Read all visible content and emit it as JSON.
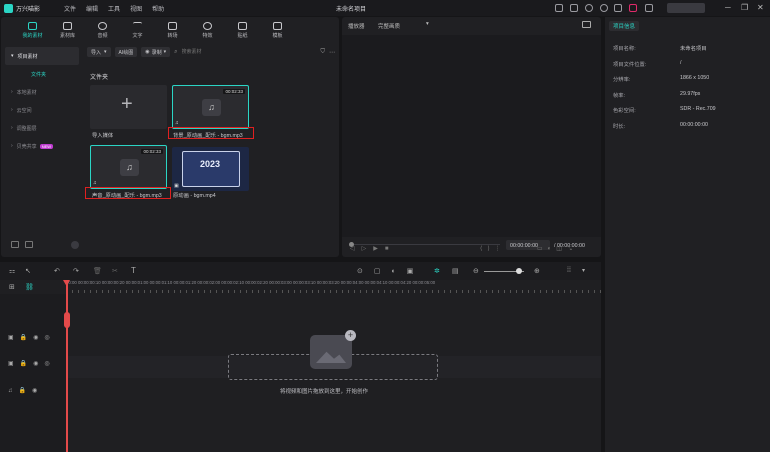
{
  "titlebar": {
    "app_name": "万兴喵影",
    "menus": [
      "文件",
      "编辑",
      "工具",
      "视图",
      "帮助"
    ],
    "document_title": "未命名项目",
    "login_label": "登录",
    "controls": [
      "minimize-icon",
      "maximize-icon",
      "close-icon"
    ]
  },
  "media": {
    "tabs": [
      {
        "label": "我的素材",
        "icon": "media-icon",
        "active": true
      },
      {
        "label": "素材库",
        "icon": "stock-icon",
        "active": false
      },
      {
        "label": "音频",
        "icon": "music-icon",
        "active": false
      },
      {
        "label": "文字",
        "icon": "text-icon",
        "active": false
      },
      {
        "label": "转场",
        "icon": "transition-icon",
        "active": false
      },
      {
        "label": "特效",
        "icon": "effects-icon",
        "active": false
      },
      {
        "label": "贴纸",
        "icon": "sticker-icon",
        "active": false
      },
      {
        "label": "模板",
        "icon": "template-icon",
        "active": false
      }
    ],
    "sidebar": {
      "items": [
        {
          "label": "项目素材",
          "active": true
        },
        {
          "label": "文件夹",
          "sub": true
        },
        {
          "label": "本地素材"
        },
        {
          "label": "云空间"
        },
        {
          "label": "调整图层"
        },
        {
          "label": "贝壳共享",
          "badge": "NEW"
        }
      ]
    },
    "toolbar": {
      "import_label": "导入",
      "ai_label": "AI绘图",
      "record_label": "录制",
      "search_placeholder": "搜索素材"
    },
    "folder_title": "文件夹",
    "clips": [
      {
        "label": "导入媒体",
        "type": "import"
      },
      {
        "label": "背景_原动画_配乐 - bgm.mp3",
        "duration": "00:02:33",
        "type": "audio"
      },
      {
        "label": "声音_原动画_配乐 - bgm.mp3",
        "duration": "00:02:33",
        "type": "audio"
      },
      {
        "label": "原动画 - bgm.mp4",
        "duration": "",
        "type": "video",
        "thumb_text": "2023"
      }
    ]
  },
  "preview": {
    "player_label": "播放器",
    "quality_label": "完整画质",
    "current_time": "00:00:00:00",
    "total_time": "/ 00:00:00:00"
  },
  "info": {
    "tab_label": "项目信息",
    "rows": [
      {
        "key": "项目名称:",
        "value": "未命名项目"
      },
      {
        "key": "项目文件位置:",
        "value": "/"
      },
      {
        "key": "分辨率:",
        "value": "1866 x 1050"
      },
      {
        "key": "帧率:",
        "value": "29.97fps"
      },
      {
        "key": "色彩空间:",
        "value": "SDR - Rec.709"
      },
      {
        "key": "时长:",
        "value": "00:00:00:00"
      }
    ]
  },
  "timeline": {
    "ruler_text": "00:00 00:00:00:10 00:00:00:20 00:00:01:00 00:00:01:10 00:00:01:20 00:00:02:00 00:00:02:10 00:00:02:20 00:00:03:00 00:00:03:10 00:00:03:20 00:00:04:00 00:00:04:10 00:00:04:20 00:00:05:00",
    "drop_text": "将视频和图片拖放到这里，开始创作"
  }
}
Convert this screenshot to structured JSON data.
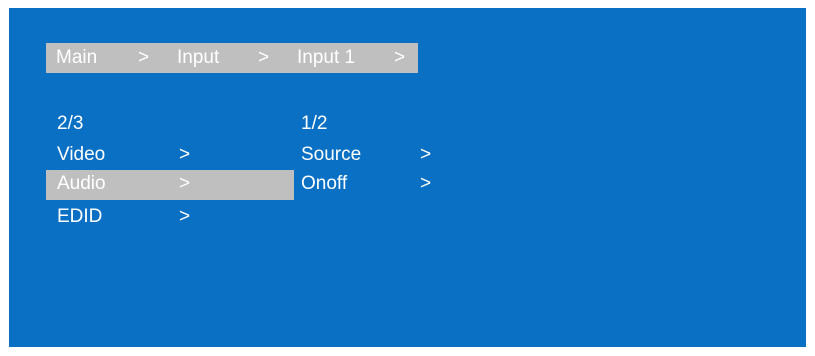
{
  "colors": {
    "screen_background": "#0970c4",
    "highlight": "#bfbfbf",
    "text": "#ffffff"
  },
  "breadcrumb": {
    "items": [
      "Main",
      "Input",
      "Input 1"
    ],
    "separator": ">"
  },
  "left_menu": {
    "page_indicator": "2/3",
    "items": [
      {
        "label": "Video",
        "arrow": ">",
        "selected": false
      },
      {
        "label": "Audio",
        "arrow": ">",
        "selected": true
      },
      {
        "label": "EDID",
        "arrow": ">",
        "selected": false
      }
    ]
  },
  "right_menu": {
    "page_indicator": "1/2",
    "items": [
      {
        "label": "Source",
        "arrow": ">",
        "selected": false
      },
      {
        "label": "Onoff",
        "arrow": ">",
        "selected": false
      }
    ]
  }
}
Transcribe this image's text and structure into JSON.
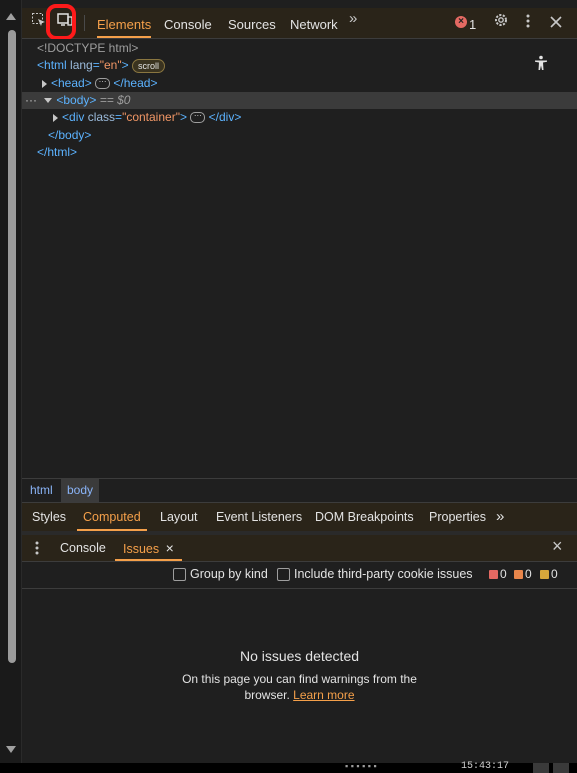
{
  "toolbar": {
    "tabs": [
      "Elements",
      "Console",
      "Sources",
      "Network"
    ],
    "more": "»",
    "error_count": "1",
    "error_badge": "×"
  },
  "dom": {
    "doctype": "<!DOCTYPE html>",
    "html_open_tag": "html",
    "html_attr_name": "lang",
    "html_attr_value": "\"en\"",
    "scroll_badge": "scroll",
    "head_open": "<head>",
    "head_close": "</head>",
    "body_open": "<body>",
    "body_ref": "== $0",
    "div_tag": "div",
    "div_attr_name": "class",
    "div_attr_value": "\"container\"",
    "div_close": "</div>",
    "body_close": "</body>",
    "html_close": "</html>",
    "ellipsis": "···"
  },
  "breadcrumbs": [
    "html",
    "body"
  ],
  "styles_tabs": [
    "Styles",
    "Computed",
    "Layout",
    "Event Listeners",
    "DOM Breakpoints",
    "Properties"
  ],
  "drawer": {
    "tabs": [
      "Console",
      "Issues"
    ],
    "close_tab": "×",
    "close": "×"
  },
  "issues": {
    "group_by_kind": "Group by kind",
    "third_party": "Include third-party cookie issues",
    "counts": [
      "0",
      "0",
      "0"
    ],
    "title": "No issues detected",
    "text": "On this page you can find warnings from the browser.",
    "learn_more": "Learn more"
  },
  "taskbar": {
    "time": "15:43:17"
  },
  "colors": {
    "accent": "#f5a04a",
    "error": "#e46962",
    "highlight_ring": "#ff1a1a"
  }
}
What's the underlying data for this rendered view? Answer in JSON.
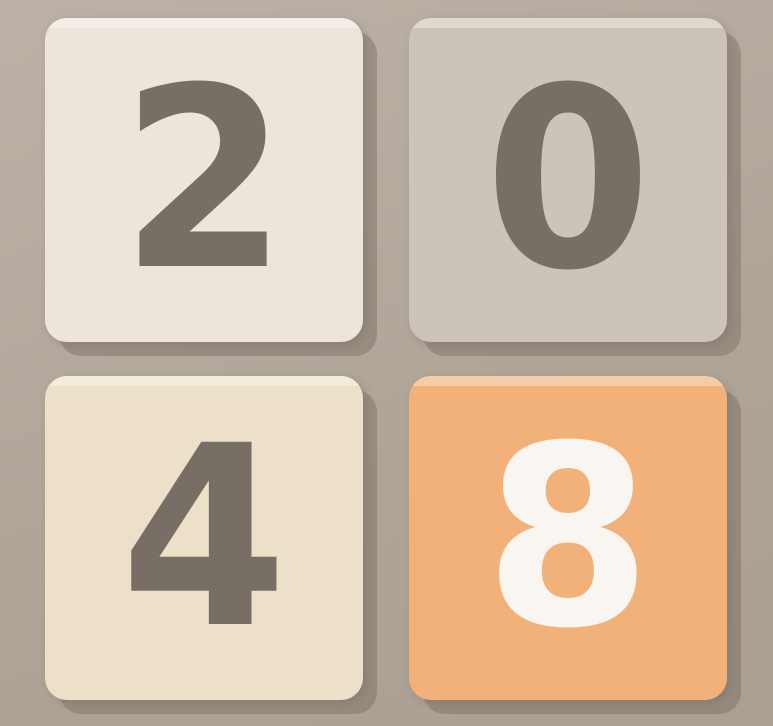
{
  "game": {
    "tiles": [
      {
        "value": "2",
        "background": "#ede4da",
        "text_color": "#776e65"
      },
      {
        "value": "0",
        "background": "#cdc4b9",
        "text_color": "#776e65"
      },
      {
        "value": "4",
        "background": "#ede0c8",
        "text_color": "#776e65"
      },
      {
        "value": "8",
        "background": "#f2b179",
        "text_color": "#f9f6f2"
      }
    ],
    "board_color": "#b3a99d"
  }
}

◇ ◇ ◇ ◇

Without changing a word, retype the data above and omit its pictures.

Read all visible content and emit it as JSON.
{
  "titlebar": {
    "app_name": "万兴喵影",
    "menus": [
      "文件",
      "编辑",
      "工具",
      "视图",
      "帮助"
    ],
    "document_title": "未命名项目",
    "login_label": "登录",
    "controls": [
      "minimize-icon",
      "maximize-icon",
      "close-icon"
    ]
  },
  "media": {
    "tabs": [
      {
        "label": "我的素材",
        "icon": "media-icon",
        "active": true
      },
      {
        "label": "素材库",
        "icon": "stock-icon",
        "active": false
      },
      {
        "label": "音频",
        "icon": "music-icon",
        "active": false
      },
      {
        "label": "文字",
        "icon": "text-icon",
        "active": false
      },
      {
        "label": "转场",
        "icon": "transition-icon",
        "active": false
      },
      {
        "label": "特效",
        "icon": "effects-icon",
        "active": false
      },
      {
        "label": "贴纸",
        "icon": "sticker-icon",
        "active": false
      },
      {
        "label": "模板",
        "icon": "template-icon",
        "active": false
      }
    ],
    "sidebar": {
      "items": [
        {
          "label": "项目素材",
          "active": true
        },
        {
          "label": "文件夹",
          "sub": true
        },
        {
          "label": "本地素材"
        },
        {
          "label": "云空间"
        },
        {
          "label": "调整图层"
        },
        {
          "label": "贝壳共享",
          "badge": "NEW"
        }
      ]
    },
    "toolbar": {
      "import_label": "导入",
      "ai_label": "AI绘图",
      "record_label": "录制",
      "search_placeholder": "搜索素材"
    },
    "folder_title": "文件夹",
    "clips": [
      {
        "label": "导入媒体",
        "type": "import"
      },
      {
        "label": "背景_原动画_配乐 - bgm.mp3",
        "duration": "00:02:33",
        "type": "audio"
      },
      {
        "label": "声音_原动画_配乐 - bgm.mp3",
        "duration": "00:02:33",
        "type": "audio"
      },
      {
        "label": "原动画 - bgm.mp4",
        "duration": "",
        "type": "video",
        "thumb_text": "2023"
      }
    ]
  },
  "preview": {
    "player_label": "播放器",
    "quality_label": "完整画质",
    "current_time": "00:00:00:00",
    "total_time": "/ 00:00:00:00"
  },
  "info": {
    "tab_label": "项目信息",
    "rows": [
      {
        "key": "项目名称:",
        "value": "未命名项目"
      },
      {
        "key": "项目文件位置:",
        "value": "/"
      },
      {
        "key": "分辨率:",
        "value": "1866 x 1050"
      },
      {
        "key": "帧率:",
        "value": "29.97fps"
      },
      {
        "key": "色彩空间:",
        "value": "SDR - Rec.709"
      },
      {
        "key": "时长:",
        "value": "00:00:00:00"
      }
    ]
  },
  "timeline": {
    "ruler_text": "00:00 00:00:00:10 00:00:00:20 00:00:01:00 00:00:01:10 00:00:01:20 00:00:02:00 00:00:02:10 00:00:02:20 00:00:03:00 00:00:03:10 00:00:03:20 00:00:04:00 00:00:04:10 00:00:04:20 00:00:05:00",
    "drop_text": "将视频和图片拖放到这里，开始创作"
  }
}
Convert this screenshot to structured JSON data.
{
  "colors": {
    "screen_background": "#0970c4",
    "highlight": "#bfbfbf",
    "text": "#ffffff"
  },
  "breadcrumb": {
    "items": [
      "Main",
      "Input",
      "Input 1"
    ],
    "separator": ">"
  },
  "left_menu": {
    "page_indicator": "2/3",
    "items": [
      {
        "label": "Video",
        "arrow": ">",
        "selected": false
      },
      {
        "label": "Audio",
        "arrow": ">",
        "selected": true
      },
      {
        "label": "EDID",
        "arrow": ">",
        "selected": false
      }
    ]
  },
  "right_menu": {
    "page_indicator": "1/2",
    "items": [
      {
        "label": "Source",
        "arrow": ">",
        "selected": false
      },
      {
        "label": "Onoff",
        "arrow": ">",
        "selected": false
      }
    ]
  }
}
Transcribe this image's text and structure into JSON.
{
  "toolbar": {
    "tabs": [
      "Elements",
      "Console",
      "Sources",
      "Network"
    ],
    "more": "»",
    "error_count": "1",
    "error_badge": "×"
  },
  "dom": {
    "doctype": "<!DOCTYPE html>",
    "html_open_tag": "html",
    "html_attr_name": "lang",
    "html_attr_value": "\"en\"",
    "scroll_badge": "scroll",
    "head_open": "<head>",
    "head_close": "</head>",
    "body_open": "<body>",
    "body_ref": "== $0",
    "div_tag": "div",
    "div_attr_name": "class",
    "div_attr_value": "\"container\"",
    "div_close": "</div>",
    "body_close": "</body>",
    "html_close": "</html>",
    "ellipsis": "···"
  },
  "breadcrumbs": [
    "html",
    "body"
  ],
  "styles_tabs": [
    "Styles",
    "Computed",
    "Layout",
    "Event Listeners",
    "DOM Breakpoints",
    "Properties"
  ],
  "drawer": {
    "tabs": [
      "Console",
      "Issues"
    ],
    "close_tab": "×",
    "close": "×"
  },
  "issues": {
    "group_by_kind": "Group by kind",
    "third_party": "Include third-party cookie issues",
    "counts": [
      "0",
      "0",
      "0"
    ],
    "title": "No issues detected",
    "text": "On this page you can find warnings from the browser.",
    "learn_more": "Learn more"
  },
  "taskbar": {
    "time": "15:43:17"
  },
  "colors": {
    "accent": "#f5a04a",
    "error": "#e46962",
    "highlight_ring": "#ff1a1a"
  }
}
What's the underlying data for this rendered view? Answer in JSON.
{
  "game": {
    "tiles": [
      {
        "value": "2",
        "background": "#ede4da",
        "text_color": "#776e65"
      },
      {
        "value": "0",
        "background": "#cdc4b9",
        "text_color": "#776e65"
      },
      {
        "value": "4",
        "background": "#ede0c8",
        "text_color": "#776e65"
      },
      {
        "value": "8",
        "background": "#f2b179",
        "text_color": "#f9f6f2"
      }
    ],
    "board_color": "#b3a99d"
  }
}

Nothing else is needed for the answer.